■ **Your assignment**: Find the word "name" in the records and copy every line where it occurs.

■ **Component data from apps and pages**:
>>>
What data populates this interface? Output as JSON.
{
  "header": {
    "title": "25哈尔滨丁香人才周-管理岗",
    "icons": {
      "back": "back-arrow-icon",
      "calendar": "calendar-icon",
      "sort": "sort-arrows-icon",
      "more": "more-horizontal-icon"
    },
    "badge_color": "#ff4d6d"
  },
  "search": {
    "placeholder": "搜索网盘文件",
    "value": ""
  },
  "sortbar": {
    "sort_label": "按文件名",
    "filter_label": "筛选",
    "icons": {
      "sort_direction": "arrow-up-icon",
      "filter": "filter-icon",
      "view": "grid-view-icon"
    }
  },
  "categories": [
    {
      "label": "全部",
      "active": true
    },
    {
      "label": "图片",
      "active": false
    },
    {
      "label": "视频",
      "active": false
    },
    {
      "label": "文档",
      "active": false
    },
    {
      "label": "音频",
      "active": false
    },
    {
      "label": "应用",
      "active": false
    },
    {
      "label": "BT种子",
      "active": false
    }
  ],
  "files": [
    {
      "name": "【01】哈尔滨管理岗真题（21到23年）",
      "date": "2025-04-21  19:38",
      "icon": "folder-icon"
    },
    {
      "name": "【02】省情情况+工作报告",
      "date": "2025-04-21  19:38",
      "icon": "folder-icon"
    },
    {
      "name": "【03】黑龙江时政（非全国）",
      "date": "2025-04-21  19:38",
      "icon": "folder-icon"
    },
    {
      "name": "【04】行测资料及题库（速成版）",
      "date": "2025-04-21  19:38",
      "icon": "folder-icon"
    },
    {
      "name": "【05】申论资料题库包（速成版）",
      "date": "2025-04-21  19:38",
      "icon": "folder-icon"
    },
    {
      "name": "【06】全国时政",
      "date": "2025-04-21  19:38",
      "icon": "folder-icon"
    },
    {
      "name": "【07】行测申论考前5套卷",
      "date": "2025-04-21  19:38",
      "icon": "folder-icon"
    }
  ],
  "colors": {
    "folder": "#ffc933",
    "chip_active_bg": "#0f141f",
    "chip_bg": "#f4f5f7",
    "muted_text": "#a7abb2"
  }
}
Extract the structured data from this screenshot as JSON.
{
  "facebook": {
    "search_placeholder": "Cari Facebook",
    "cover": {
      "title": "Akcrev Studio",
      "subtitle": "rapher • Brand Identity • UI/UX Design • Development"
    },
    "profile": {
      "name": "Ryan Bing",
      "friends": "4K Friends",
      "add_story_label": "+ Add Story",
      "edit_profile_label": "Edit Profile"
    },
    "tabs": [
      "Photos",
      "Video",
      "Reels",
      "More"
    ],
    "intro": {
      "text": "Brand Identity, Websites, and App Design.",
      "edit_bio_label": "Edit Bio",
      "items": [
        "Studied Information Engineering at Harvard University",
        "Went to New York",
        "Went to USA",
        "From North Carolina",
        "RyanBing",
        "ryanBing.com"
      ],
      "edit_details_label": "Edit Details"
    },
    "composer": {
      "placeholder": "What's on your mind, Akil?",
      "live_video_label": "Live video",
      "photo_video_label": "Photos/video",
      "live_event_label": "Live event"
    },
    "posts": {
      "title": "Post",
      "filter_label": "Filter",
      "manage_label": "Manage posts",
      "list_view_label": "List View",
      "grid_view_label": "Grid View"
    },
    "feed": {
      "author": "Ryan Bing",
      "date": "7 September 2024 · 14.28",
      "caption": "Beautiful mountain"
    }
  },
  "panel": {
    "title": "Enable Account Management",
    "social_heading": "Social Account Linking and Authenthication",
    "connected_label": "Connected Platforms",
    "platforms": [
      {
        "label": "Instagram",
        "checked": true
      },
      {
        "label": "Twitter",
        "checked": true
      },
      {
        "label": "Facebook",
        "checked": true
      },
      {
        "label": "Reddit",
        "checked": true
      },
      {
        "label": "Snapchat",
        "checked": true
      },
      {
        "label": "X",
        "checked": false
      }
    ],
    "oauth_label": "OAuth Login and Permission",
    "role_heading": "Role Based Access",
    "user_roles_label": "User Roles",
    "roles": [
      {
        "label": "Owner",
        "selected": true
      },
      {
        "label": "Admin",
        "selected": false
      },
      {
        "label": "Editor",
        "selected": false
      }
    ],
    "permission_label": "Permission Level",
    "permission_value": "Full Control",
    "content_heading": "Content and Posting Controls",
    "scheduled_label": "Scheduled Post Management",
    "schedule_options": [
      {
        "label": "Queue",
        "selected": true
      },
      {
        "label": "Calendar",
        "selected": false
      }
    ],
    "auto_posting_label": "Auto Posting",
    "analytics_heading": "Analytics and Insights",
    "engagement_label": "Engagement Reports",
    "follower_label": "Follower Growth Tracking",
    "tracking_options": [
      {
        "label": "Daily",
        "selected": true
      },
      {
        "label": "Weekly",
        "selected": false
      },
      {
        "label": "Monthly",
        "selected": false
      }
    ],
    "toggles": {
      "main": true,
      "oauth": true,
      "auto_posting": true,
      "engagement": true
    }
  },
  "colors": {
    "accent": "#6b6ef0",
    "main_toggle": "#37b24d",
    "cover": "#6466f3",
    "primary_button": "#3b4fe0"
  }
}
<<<
■ **Expected answer**:
      "name": "【01】哈尔滨管理岗真题（21到23年）",
      "name": "【02】省情情况+工作报告",
      "name": "【03】黑龙江时政（非全国）",
      "name": "【04】行测资料及题库（速成版）",
      "name": "【05】申论资料题库包（速成版）",
      "name": "【06】全国时政",
      "name": "【07】行测申论考前5套卷",
      "name": "Ryan Bing",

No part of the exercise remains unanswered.